Zora: I think we really found our voice as editors, honestly. We made the book longer, we spaced out check-ins, we know what works and what doesn’t work from last year–though we’re still learning. Dates 1 was our first anthology, and though we’ve been around comics and had been paying attention for years, the learning curve was rapid. This year, we didn’t have to learn everything from the ground up, so we could focus on expanding the book.
In terms of things that didn’t fit into first book–we didn’t have any stories that took place in Africa in Dates 1, which we realized was a serious oversight and made sure to include in Dates 2. We also got a really cool pitch for a story about a kid in France who’s just found out that she’s intersex (shoutouts to creators Claudia Astorino and Jessica Trevino), which we were really excited about since that’s not something that was in Dates 1 at all. Jessica and Claudia hit it out of the park on that story, so look forward to it!
Cat: I think in general too the stories have a bit more depth and complexity to them this time around. The stories are on average 10 pages longer than the stories in the first volume so you can get a much more complete plot in there, although I am still astonished by what people fit in the story space they had for the first volume.
The Dates series feels more important than ever in this Trump-ian world. What message do you have to send to those artists who are dealing with creative blocks in response?
Cat: Take care of yourselves? It’s hard to make art when you’re in a bad situation so I mean first and foremost, do what you gotta do to be okay. And then I guess I’d say find something that empowers you. Some story, or character, or image, just something that makes you feel just that bit stronger and make that. Work with your friends too, if you can. Community is a very uplifting thing.
Conversely, what message do you want to send to readers who may be feeling marginalized and disenfranchised?
Cat: You’re not alone. There’s nothing those people can do that will ever make us go away because we’ve always been here and are always gonna be.
Zora: I feel like my advice to readers is a lot like Cat’s advice to creators–find something that lifts you up, and hold tight to it. Your community–our community–is powerful, and, we hope, a source of safety and encouragement. Remember that even though the government sucks and the world has unquestionably gotten more transparently scary, we–and queer creators in general–aren’t going anywhere, and we’ll keep creating. We’ve got your back.
Will there be a Dates 3?
Zora: Ahahaha, what a good question. Our hope is yes, but that’s not something we want to confirm or deny or really even plan in earnest until Dates 2 is totally wrapped. We did Dates 2 because the response to Dates 1 was so encouraging to us, so we want to be able to gauge the response once Dates 2 has debuted in the same way!
Cat: We definitely want to, but I think we’ll both need a little break after Dates 2 hits the shelves and we have some other projects we’ve been thinking about too.

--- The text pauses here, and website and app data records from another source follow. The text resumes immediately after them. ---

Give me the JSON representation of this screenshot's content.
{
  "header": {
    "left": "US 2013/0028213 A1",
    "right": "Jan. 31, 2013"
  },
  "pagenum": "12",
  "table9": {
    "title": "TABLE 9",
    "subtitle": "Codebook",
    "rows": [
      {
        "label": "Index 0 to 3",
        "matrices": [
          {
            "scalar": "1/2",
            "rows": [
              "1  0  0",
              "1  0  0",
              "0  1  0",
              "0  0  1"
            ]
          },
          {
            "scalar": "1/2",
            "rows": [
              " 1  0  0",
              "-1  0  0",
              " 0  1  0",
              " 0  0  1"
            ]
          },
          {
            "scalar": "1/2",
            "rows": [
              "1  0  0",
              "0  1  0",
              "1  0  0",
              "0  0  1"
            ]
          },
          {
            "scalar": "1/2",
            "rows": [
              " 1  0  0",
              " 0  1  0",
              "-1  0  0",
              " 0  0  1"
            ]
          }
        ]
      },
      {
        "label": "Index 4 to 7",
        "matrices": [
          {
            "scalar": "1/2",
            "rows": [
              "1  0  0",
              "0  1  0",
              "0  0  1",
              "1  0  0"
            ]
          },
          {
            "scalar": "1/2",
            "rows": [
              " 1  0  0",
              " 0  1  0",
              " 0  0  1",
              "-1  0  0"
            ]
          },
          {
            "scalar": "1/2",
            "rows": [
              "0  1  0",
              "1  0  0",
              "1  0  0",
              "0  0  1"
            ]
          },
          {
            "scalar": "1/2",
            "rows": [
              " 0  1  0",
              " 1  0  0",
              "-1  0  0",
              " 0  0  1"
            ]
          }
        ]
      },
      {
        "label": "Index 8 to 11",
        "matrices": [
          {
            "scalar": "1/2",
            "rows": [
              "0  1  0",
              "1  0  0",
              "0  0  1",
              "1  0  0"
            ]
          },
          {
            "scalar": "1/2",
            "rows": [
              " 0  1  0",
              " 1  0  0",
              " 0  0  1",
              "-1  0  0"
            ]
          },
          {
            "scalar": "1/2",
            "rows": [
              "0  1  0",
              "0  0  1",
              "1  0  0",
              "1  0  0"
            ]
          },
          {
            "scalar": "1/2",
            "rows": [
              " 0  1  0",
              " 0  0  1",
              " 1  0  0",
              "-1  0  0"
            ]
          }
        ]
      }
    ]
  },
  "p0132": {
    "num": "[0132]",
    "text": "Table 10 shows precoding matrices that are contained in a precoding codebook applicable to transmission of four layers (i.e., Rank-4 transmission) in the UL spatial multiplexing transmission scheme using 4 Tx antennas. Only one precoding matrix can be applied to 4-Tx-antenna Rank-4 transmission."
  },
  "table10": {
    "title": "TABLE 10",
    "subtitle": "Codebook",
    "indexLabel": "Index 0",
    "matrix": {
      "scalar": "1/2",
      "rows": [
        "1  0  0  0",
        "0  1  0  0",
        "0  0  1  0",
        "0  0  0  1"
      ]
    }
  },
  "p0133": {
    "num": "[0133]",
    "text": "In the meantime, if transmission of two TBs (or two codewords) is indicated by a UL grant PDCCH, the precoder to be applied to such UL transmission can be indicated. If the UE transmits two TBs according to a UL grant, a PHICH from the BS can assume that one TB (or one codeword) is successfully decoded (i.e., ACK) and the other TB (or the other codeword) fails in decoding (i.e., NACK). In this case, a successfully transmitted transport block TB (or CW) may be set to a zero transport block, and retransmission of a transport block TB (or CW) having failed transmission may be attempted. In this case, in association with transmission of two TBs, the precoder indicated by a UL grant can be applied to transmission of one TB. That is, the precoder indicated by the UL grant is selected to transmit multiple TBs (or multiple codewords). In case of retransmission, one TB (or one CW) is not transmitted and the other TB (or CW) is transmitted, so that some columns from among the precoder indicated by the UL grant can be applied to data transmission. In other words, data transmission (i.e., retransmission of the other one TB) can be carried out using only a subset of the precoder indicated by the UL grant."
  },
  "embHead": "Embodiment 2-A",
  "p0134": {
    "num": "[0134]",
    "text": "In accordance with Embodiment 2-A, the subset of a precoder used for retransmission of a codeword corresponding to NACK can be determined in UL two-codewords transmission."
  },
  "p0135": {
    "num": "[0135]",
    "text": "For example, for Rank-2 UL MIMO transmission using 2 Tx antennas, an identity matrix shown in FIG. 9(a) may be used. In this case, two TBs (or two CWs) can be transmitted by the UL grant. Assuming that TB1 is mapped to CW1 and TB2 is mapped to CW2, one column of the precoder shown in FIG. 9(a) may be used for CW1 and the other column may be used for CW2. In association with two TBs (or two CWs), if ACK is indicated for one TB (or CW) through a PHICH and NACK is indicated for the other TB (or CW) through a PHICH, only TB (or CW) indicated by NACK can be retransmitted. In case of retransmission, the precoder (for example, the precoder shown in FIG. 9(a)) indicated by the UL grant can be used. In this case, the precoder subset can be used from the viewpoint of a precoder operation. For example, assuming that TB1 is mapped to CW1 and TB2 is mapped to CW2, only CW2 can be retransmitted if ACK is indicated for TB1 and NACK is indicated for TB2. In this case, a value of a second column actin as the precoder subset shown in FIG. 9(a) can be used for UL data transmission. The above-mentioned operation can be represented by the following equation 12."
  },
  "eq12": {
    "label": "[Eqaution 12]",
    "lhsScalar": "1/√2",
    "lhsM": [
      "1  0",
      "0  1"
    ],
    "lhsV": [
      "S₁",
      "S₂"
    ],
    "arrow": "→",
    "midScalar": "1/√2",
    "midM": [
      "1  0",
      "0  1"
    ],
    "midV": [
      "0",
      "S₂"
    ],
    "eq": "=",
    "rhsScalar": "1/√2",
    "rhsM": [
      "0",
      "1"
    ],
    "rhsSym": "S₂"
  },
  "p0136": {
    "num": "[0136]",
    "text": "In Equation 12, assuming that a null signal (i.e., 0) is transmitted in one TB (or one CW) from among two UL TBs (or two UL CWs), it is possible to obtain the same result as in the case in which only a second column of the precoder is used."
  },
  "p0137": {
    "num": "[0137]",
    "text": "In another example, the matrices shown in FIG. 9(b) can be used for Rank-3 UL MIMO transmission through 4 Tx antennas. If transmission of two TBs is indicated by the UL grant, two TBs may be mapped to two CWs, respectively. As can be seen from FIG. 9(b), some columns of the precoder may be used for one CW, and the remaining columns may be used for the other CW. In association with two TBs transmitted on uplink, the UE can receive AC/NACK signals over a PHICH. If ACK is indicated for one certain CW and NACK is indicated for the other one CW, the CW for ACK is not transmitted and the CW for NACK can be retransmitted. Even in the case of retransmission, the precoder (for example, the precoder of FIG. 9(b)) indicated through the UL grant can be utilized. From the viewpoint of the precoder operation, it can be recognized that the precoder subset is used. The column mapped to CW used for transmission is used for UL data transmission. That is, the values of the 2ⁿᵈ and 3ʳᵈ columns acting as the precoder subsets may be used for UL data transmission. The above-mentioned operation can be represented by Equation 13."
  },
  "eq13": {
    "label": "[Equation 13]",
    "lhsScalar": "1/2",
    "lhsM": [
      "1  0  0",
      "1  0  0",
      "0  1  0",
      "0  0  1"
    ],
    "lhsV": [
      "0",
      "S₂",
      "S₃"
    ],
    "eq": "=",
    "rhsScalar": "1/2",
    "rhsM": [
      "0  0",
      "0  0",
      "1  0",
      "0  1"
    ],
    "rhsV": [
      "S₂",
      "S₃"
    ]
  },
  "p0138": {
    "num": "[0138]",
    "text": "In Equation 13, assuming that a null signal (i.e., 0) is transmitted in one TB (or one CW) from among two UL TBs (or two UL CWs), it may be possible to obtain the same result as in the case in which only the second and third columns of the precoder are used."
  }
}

So I’d say it’s probably going to happen, but probably not immediately.
Need more? Click here to check out the kickstarter for Dates 2, which ends on March 25th. Donating just $10 will get you the entire PDF of Dates 2 and $25 will get you the actual book itself! Or buy Dates 1 here!